The latest exhibit at The Studio, inside Sahara West Library, is titled “Transmutations: Robert Beckmann Paintings Under the Western Sky 1977-2017.”
Darren Johnson, Las Vegas Clark County Library District gallery services coordinator, said it was nice to secure a high-caliber artist.
“There were a few people I had in mind (for the space), and Beckmann was certainly near the top,” he said.
Johnson said he was particularly attracted to the Venitas series, depictions of Las Vegas’s skyline juxtaposed with depictions of ancient times in the foreground.
Beckmann prefers large-scale paintings. One of his notable series is titled “The Body of a House,” an eight-piece before-and-after depiction of nuclear testing at the Nevada Test Site. That sequence has been shown in 20 museums around the U.S. as well as in St. Petersburg, Russia. It’s housed at the Nevada Museum of Art, but some of the paintings from that series are at The Studio for this exhibit.
Janie Sherwood was there to see the display. The Desert Pines teacher said Beckmann’s works take in “a large spectrum. I’m surprise at the different venues of art that he has. I had no idea.”
Beckmann, a native of Philadelphia, earned postgraduate degrees in art from the University of Iowa.

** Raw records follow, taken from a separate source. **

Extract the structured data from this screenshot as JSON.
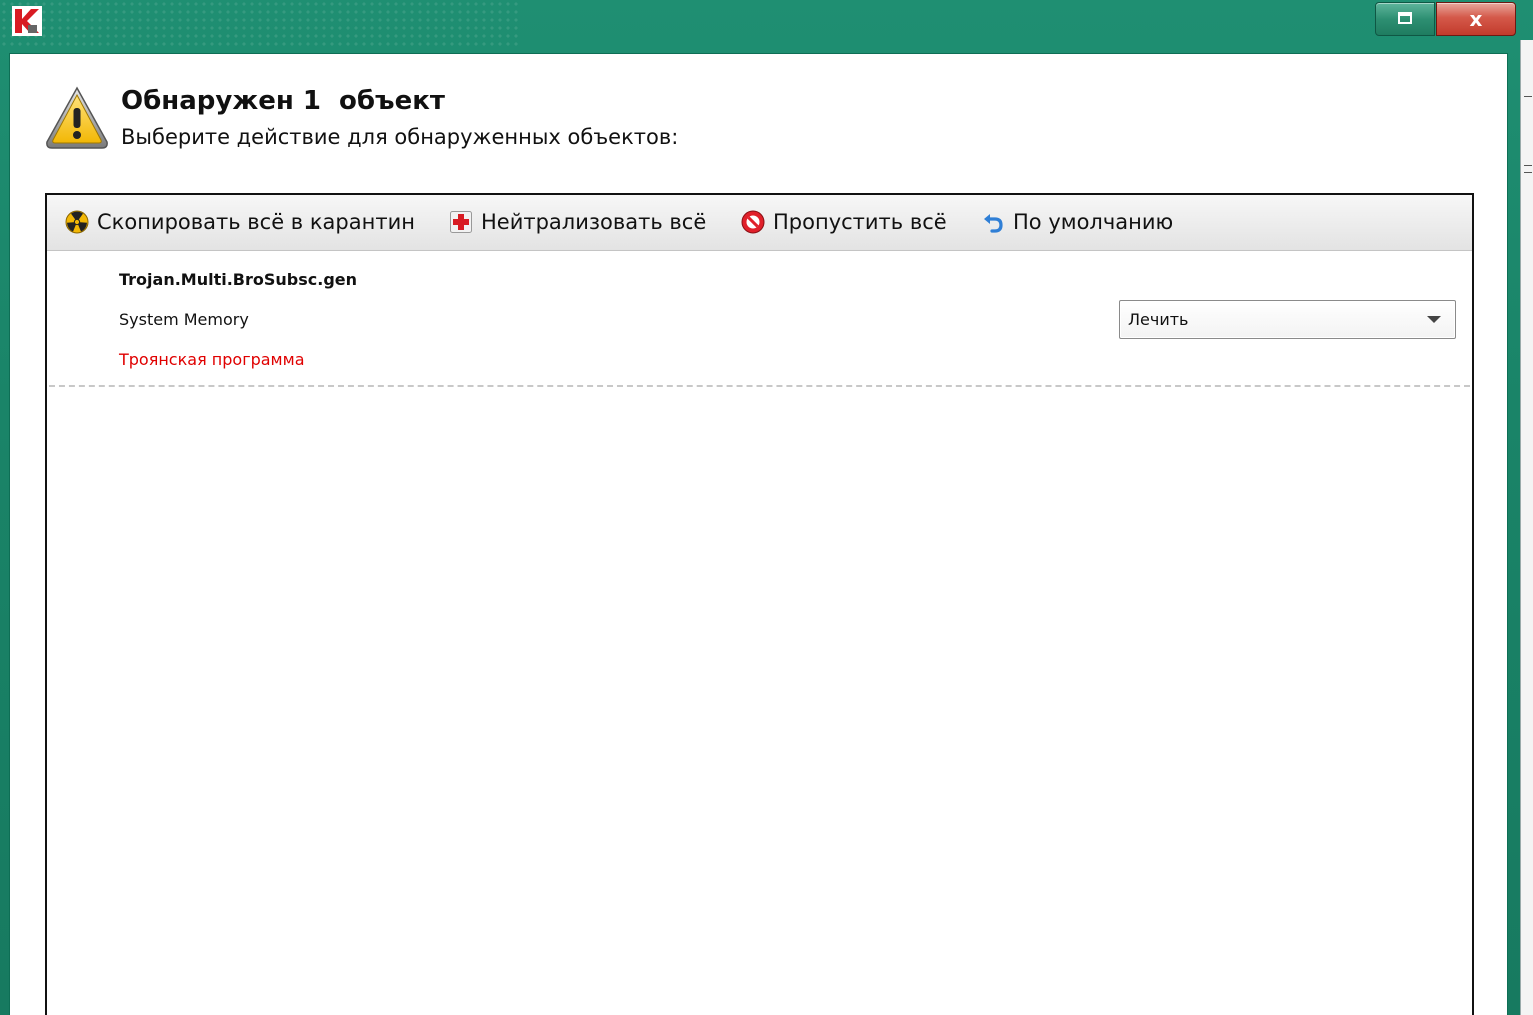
{
  "window": {
    "logo_icon": "kaspersky-k-logo",
    "restore_icon": "restore-window-icon",
    "close_glyph": "x",
    "frame_color": "#1b8769",
    "close_color": "#c9473a"
  },
  "header": {
    "icon": "warning-triangle-icon",
    "title": "Обнаружен 1  объект",
    "subtitle": "Выберите действие для обнаруженных объектов:"
  },
  "toolbar": {
    "quarantine_all": {
      "icon": "radiation-icon",
      "label": "Скопировать всё в карантин"
    },
    "neutralize_all": {
      "icon": "red-cross-icon",
      "label": "Нейтрализовать всё"
    },
    "skip_all": {
      "icon": "no-entry-icon",
      "label": "Пропустить всё"
    },
    "default": {
      "icon": "undo-arrow-icon",
      "label": "По умолчанию"
    }
  },
  "detections": [
    {
      "name": "Trojan.Multi.BroSubsc.gen",
      "location": "System Memory",
      "type": "Троянская программа",
      "type_color": "#e00000",
      "action": "Лечить"
    }
  ]
}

That led to teaching at Northern Illinois University. After four years, he turned to painting full time.
“I’m a curious person,” he said. “I think. I feel. I’ve been around.”
Beckmann said he has no particular style — that he’d rather be in the culture and let his paintings comment on it.
“The patterns are an underlying reality, dealing with social issue,” he said.
One piece, on loan from the National Atomic Testing Museum in Las Vegas, is titled “Oak” and was inspired by the above-ground nuclear testing on the Marshall Islands. Done in 2010, the mixed media on canvas depicts the blast as an oak tree.
Starry Night, an acrylic on canvas dating to 2012, shows a nuclear blast creating a star shower effect with colors radiating off the atomic cloud.
Beckmann said he gets lost in his work.
“It’s never a matter of me expressing myself; it’s a matter of expanding myself,” he said. “It’s not a narcissistic activity, not putting something out there. It’s connecting with something, connecting with a process that allows me to do something original.”
On exhibit in an adjacent space are the works of Ken Kline, sign painter for the Las Vegas 51s minor-league baseball team. He works in trompe-l’œil, a technique that makes painted objects appear three-dimensional.
His works will be on display through April 9, and he drew his own appreciative crowd.
“Amazingly skilled as far as the detail work,” said Brian Sponnick, a Summerlin-area resident. “Very colorful.”
Cristina Sponnick, his wife, said it was so realistic, she could pick something off the painting.
“It’s nice to be away from social media and see this,” she said. “It’s inspiring.”
Kline is an alumnus of UNLV, where he was a fine-arts major.
“I’m an artist and I just like to paint,” he said. “When I have time, I do this, and when the season’s over, I can do it almost full time.”
To reach Summerlin Area View reporter Jan Hogan, email firstname.lastname@example.org or call 702-387-2949.